cheap and fast and then running them, in order to receive long-term
resource contracts in return. If the customer is satisfied - which
usually is the case - long-term political alliances emerge across
continents, shifting the global structures in favor of the developing

Q: Do you have an example?
A: Take Nigeria. The Chinese say, you have a railway built by the
British and out of maintenance for a hundred years. We'll invest 8
billion US dollars in those tracks. We don't do it out of
selflessness, for we want to buy your minerals and we'll have to
transport them. You can decide for yourselves whether half of the
workers will be locals or only a third. If you insist on half, it will
take twice as long.

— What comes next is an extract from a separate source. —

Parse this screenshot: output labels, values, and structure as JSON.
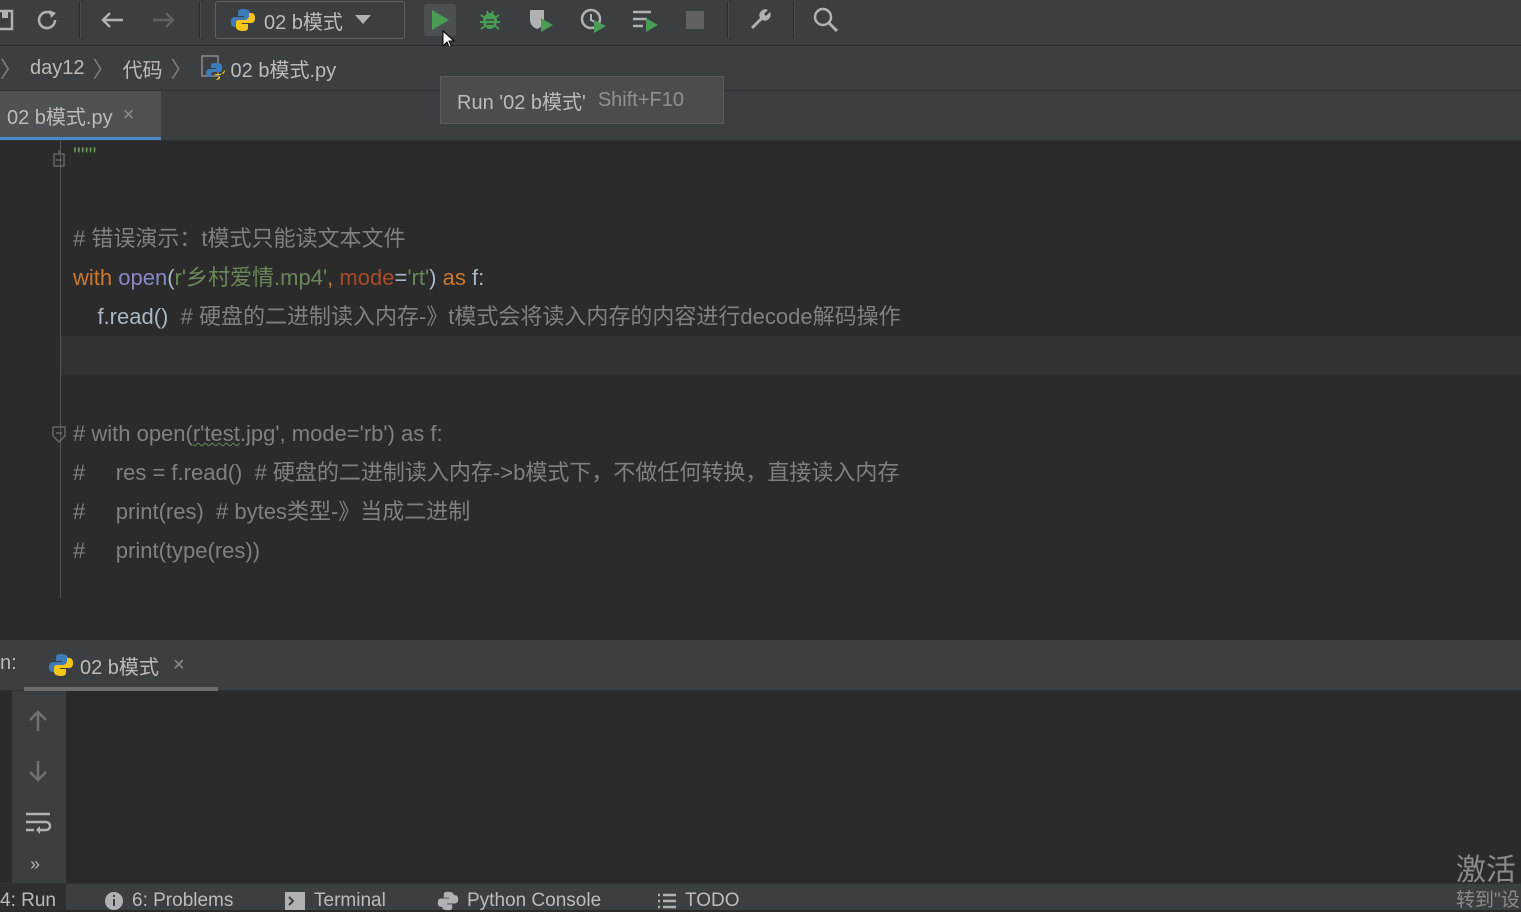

Q: You have written that the Chinese are dictators towards the inside
and democrats towards the outside. What do you mean by that?
A: What they want towards the inside is - partly out of conviction
that this were crucial for China's stability, partly for the sake of
power preservation - that democracy be introduced as late as possible.
Towards the outside, the Chinese leadership is already saying, we
represent 1.3 billion people, and we advocate a new world order in
which the original principle by the Europeans apply: "one man, one
vote". In this sense they are the advocates of the largest
co-determination movement in the human history.

Q: How can the Chinese people itself gain influence?
A: Through an unwritten contract with their leadership. If it fails to
improve people's lives, the contract will be cancelled and people will
take it to the street: 10, 20 or 100 million of them. That would be
something different than a rebellion in Tibet, which altogether is of
no importance to China. The fear of such an eruption forces the
leadership to exert itself. It's a mistake to think dictators wouldn't
be under any pressure.

Q: So, are you talking about the breaking point where the China
project could fail?
A: The big question is whether China manages to develop an economic
system that doesn't consume as much resources as it's happening with
us. The Chinese are standing in front of the challenge which even the
West was unable or unwilling to solve. And we should do whatever we
can to help, instead of pointing fingers at China, for a Chinese
environmental disaster would affect all of us. Also crucial would be
the question whether they manage to gradually allow more participation
in decision-making, because in the end that has to be there. However,
it would be certainly unwise to introduce a democracy to the Western

Q: Why?
A: Because you can only campaign on the same level as the voters, so a
whole bunch of little Maos would be running. A large portion of the
rural population is very traditional. There would speeches to make our
hair stand on end, and then I'd like to read the Western media reports
on that.

Q: In other words, many Chinese are not yet ready for a democracy?
A: The difficult task is to find the right moment for the introduction
of democracy.

Q: How do the young generations see it?
A: The young Chinese have an almost post-modern relationship to
politics, like many young people in Germany. They say, what do I care
about this circus, I'm the captain of my own life and that's that.

Interviewer: Marcus Engler